When I presented at a conference in Melbourne, Australia, in 2008, one of the political issues being debated was the fate of a small graffito depicting Star Wars’ R2-D2 spray-painted on an alley wall. To some officials it was an example of pure vandalism, an embarrassing defacement of property that collectively “costs local governments over $260 million a year to clean up," according to an ABC News Australian report. This scenario represents maximum misalignment. However, the story took a fascinating turn when a “positive” development was introduced.
It seems that the tagger--a young Englishman known as Banksy--had established an international reputation as a graffiti artist among the trendy set. According to the same news report, "This stuff is worth money now. It wasn't worth money four years ago, but … people like Angelina Jolie pay over 200,000 pounds for a Banksy piece, and … people [are] auctioning their walls in England on Ebay because it has got a Banksy piece on it.” So, the Melbourne tourism board wanted to feature Banksy’s R2-D2 as a cultural attraction, thereby generating income for the city. So, which is the “right” ethical position here? Who will do good work--the anti-graffiti team or the tourism board?
Death By A Thousand Cuts?
Budget reductions, furloughs and layoffs eventually take a toll on staff morale. Who feels authentically motivated toward excellence while fearing unemployment? Programs with long histories and solid foundations may be able to maintain a semblance of quality in the short-term, but at some point, corners will be cut--authorized or not--and the decline from excellence will be avoided only by luck. Eventually, luck will run out.

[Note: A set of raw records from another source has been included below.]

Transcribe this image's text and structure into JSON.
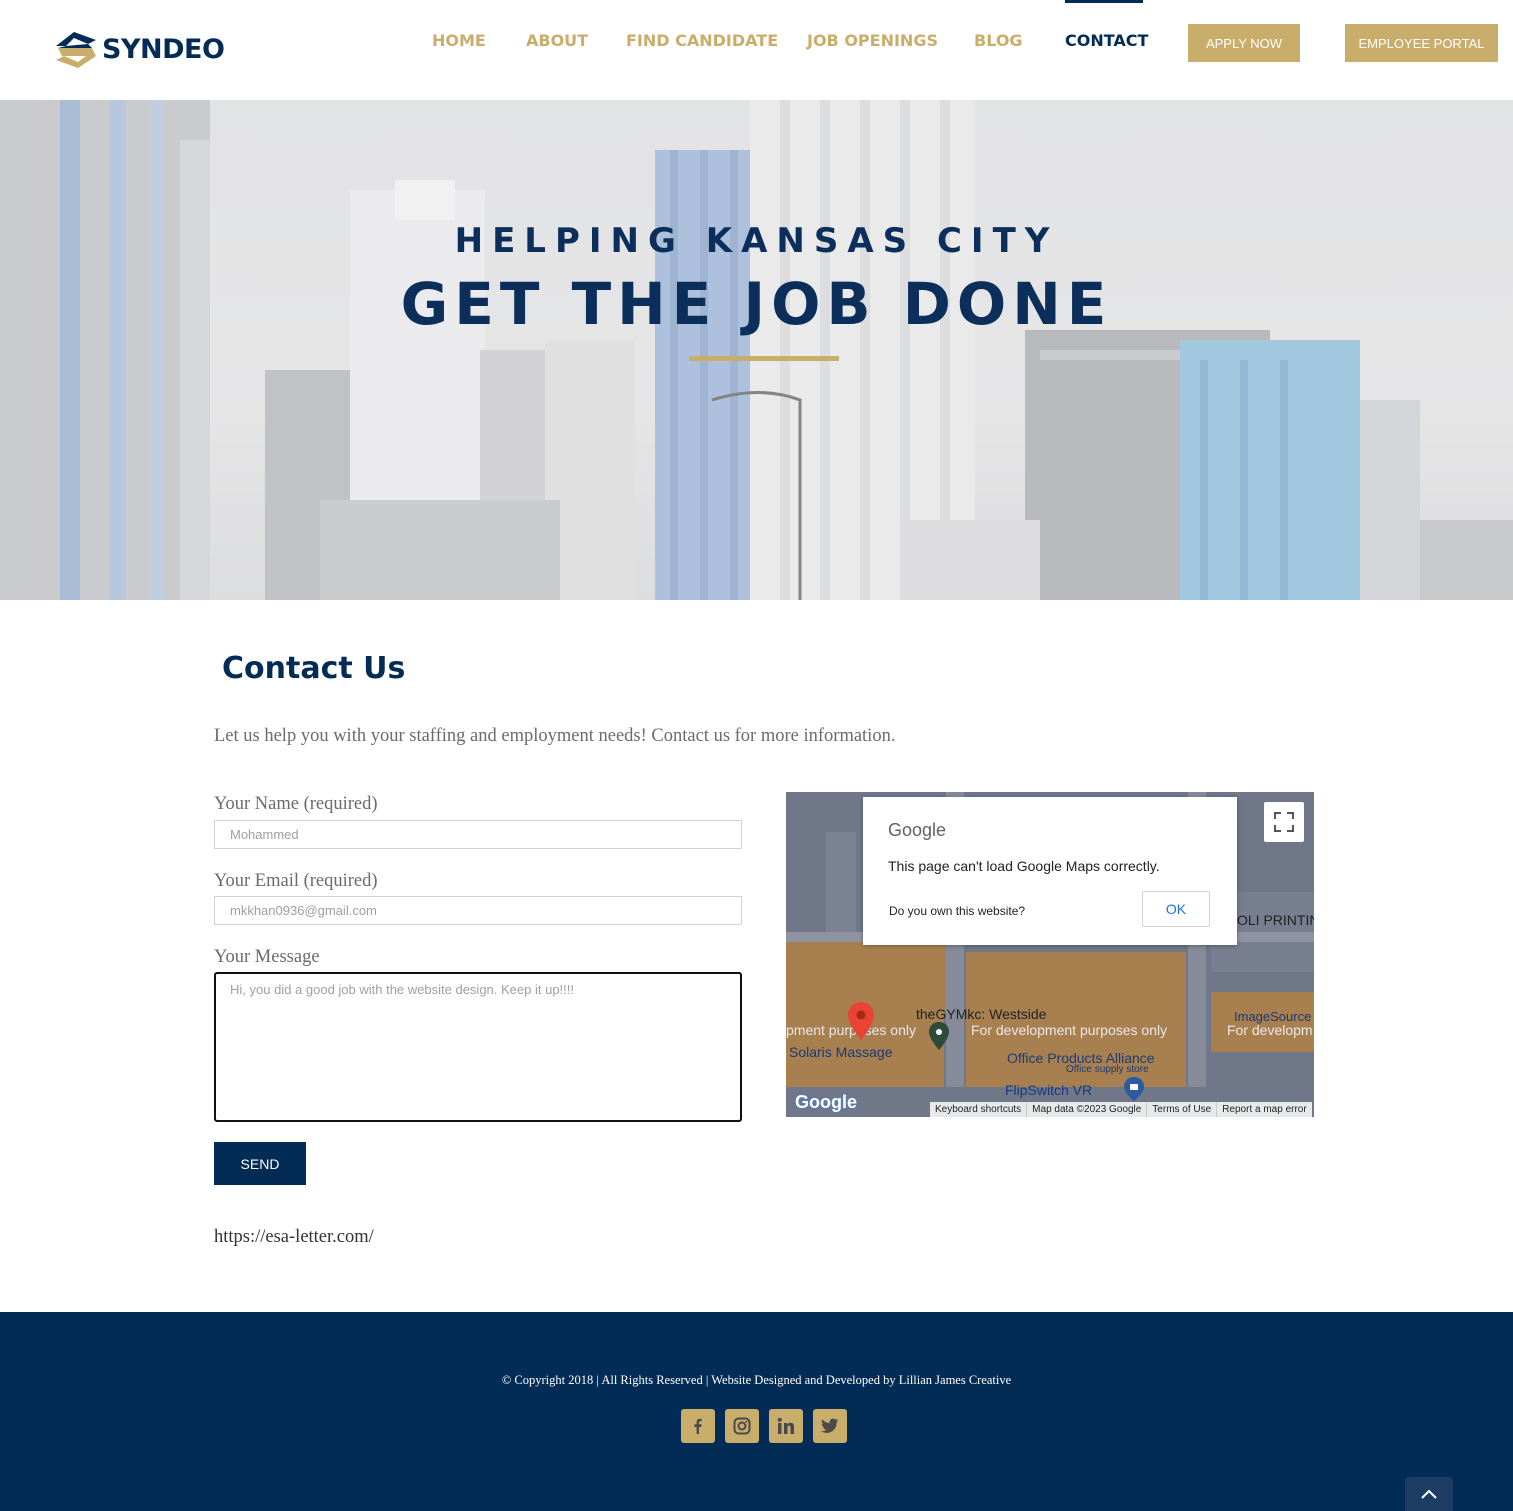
{
  "brand": {
    "name": "SYNDEO",
    "navy": "#022b55",
    "gold": "#c9ad6a"
  },
  "nav": {
    "items": [
      {
        "label": "HOME"
      },
      {
        "label": "ABOUT"
      },
      {
        "label": "FIND CANDIDATE"
      },
      {
        "label": "JOB OPENINGS"
      },
      {
        "label": "BLOG"
      },
      {
        "label": "CONTACT",
        "active": true
      }
    ],
    "apply_label": "APPLY NOW",
    "portal_label": "EMPLOYEE PORTAL"
  },
  "hero": {
    "subtitle": "HELPING KANSAS CITY",
    "title": "GET THE JOB DONE"
  },
  "contact": {
    "title": "Contact Us",
    "intro": "Let us help you with your staffing and employment needs! Contact us for more information.",
    "name_label": "Your Name (required)",
    "name_value": "Mohammed",
    "email_label": "Your Email (required)",
    "email_value": "mkkhan0936@gmail.com",
    "message_label": "Your Message",
    "message_value": "Hi, you did a good job with the website design. Keep it up!!!!",
    "send_label": "SEND",
    "link_text": "https://esa-letter.com/"
  },
  "map": {
    "dialog_logo": "Google",
    "dialog_message": "This page can't load Google Maps correctly.",
    "dialog_question": "Do you own this website?",
    "dialog_ok": "OK",
    "labels": {
      "printing": "OLI PRINTIN",
      "gym": "theGYMkc: Westside",
      "dev1": "pment purposes only",
      "dev2": "For development purposes only",
      "dev3": "For developm",
      "imagesource": "ImageSource",
      "solaris": "Solaris Massage",
      "office": "Office Products Alliance",
      "office_sub": "Office supply store",
      "flipswitch": "FlipSwitch VR"
    },
    "google_mark": "Google",
    "footer": {
      "shortcuts": "Keyboard shortcuts",
      "data": "Map data ©2023 Google",
      "terms": "Terms of Use",
      "report": "Report a map error"
    }
  },
  "footer": {
    "copyright": "© Copyright 2018 | All Rights Reserved | Website Designed and Developed by Lillian James Creative",
    "social": [
      "facebook-icon",
      "instagram-icon",
      "linkedin-icon",
      "twitter-icon"
    ]
  }
}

Similarly, will managers acting in their capacity as employers use their power to retain friends, or to extract favors, at the expense of those who may be out of favor or unwilling to “pay the price”? Is it ever ethical to cut corners, or to help friends (or yourself) on the job? However long the sense of relief may last, it will not feel like good work.

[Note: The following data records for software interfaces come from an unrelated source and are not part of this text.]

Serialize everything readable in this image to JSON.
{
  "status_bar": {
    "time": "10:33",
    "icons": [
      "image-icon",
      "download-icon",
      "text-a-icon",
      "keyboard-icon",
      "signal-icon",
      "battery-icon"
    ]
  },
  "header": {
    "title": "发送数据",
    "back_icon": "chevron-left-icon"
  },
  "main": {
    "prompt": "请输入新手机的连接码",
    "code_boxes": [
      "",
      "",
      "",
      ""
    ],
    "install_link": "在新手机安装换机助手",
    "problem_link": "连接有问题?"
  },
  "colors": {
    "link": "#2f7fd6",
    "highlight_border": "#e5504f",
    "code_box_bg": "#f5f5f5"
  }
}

A Quest For Good Work
Gardner and his fellow authors readily admit that difficult times have existed throughout history, but suggest that the four forces have combined in such a way that traditional sources of guidance--religious texts, professional standards and “heroes”--seem less relevant, effective or invulnerable.
Although the Figure presented here does not claim to provide a solution, it does organize the four forces and three criteria in a way that allows managers to evaluate their own position, identify where ethical challenges exist. and set the conditions under which good work can be achieved.
When managers assign tasks that challenge staff to develop and use all their capabilities (thereby achieving flow), create, and follow a well-defined and inspiring mission that acknowledges and embraces fiscal and social responsibility, the four forces align to enable excellence and ethics.
ABC News Australia. (2009). “Melbourne graffiti considered for heritage protection.” (Based on a report by Rachael Brown for The World Today). Retrieved from the Internet on Wednesday, August 12, 2009 at http://www.abc.net.au/news/stories/2008/06/23/2282978.htm
Gardner, H., Csikszentmihalyi, M., & Damon, W. (2001). Good work: When excellence and ethics meet. New York: Basic Books.
Uhlik, K. S. (2007). “How professional are you, anyway (Part 2).” Parks & Rec Business. (October), 120-121.
Uhlik, K. S. (2007). “How professional are you, anyway (Part 1).” Parks & Rec Business. (September), 48-49.
Kim S. Uhlik is an Assistant Professor in the Department of Hospitality, Recreation and Tourism Management at San Jose State University. He can be reached via e-mail at firstname.lastname@example.org.